▶ [BRIEF]: The response must contain every line from the records below that has "Sales".

------------------------------------

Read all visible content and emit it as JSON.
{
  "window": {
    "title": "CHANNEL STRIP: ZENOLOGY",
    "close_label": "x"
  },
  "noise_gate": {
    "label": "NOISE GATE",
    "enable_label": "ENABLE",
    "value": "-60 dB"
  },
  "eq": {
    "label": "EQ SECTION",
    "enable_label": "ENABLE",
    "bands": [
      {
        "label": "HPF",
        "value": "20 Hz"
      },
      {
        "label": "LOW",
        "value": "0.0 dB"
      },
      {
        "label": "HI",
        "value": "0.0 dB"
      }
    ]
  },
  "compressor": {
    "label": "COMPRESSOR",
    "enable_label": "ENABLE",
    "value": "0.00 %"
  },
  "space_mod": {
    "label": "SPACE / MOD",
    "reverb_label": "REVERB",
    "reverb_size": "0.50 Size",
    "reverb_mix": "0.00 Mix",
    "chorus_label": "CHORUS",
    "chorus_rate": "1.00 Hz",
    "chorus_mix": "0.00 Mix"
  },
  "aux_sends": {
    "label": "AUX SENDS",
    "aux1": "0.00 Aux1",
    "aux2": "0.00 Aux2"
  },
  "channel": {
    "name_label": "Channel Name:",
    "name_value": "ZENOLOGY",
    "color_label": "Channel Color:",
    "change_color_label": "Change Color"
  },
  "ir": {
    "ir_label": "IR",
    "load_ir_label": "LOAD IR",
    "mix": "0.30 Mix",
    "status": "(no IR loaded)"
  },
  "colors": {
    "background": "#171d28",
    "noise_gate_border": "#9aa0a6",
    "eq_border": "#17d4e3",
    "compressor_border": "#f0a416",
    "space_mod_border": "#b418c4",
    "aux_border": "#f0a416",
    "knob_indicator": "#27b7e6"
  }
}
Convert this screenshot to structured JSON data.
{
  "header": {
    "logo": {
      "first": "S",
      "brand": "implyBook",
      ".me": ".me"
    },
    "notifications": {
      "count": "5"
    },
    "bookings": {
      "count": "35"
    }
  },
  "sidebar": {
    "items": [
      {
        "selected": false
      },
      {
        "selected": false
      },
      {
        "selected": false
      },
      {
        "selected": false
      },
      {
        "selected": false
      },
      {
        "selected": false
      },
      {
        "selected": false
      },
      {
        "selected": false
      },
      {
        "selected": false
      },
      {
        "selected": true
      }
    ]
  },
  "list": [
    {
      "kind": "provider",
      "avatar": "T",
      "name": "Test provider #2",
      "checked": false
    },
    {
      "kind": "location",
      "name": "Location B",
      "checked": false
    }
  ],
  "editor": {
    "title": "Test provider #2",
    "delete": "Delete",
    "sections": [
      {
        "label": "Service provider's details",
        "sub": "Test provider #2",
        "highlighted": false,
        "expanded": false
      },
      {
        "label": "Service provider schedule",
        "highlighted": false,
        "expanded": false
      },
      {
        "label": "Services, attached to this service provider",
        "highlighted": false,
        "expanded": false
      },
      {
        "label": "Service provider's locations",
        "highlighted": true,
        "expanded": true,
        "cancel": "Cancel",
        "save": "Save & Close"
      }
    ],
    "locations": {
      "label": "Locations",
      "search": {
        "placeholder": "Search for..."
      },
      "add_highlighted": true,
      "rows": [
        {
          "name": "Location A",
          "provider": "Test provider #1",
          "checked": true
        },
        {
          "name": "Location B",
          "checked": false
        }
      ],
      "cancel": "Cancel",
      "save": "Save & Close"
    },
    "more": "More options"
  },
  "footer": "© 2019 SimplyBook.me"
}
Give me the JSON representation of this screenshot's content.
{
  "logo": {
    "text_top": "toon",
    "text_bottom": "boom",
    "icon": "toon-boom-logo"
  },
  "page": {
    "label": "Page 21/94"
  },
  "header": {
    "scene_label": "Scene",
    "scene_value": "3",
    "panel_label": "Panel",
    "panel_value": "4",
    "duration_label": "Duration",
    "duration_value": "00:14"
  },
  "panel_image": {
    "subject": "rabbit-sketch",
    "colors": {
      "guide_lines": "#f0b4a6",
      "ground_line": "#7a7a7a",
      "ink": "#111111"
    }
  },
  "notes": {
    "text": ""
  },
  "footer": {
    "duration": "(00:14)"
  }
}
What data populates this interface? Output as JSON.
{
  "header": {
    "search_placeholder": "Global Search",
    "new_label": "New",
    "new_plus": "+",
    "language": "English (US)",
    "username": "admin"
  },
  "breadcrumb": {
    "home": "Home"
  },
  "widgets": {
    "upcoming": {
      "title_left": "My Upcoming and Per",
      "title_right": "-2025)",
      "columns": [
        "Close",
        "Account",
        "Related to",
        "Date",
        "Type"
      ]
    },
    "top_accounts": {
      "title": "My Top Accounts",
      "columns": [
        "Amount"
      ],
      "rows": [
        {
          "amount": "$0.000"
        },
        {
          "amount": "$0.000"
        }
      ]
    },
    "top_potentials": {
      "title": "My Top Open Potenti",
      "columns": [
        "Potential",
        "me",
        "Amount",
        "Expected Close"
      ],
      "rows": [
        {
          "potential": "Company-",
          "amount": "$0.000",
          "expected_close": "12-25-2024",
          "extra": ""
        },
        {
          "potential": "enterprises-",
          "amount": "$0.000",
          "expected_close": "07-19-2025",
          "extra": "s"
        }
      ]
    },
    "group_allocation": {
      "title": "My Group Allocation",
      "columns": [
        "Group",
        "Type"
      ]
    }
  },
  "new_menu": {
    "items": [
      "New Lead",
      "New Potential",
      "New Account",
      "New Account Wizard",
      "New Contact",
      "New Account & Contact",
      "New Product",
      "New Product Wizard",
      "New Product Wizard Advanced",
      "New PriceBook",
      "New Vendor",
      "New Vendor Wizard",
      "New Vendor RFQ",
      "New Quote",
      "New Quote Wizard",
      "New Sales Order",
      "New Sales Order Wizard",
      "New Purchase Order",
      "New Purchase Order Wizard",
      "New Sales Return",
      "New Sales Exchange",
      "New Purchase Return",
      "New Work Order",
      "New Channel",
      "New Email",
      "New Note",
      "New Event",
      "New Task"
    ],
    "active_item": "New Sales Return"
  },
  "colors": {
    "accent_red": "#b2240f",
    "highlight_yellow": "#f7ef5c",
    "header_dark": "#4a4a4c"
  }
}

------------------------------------

▶ [ANSWER FOR THIS EXERCISE]:
      "New Sales Order",
      "New Sales Order Wizard",
      "New Sales Return",
      "New Sales Exchange",
    "active_item": "New Sales Return"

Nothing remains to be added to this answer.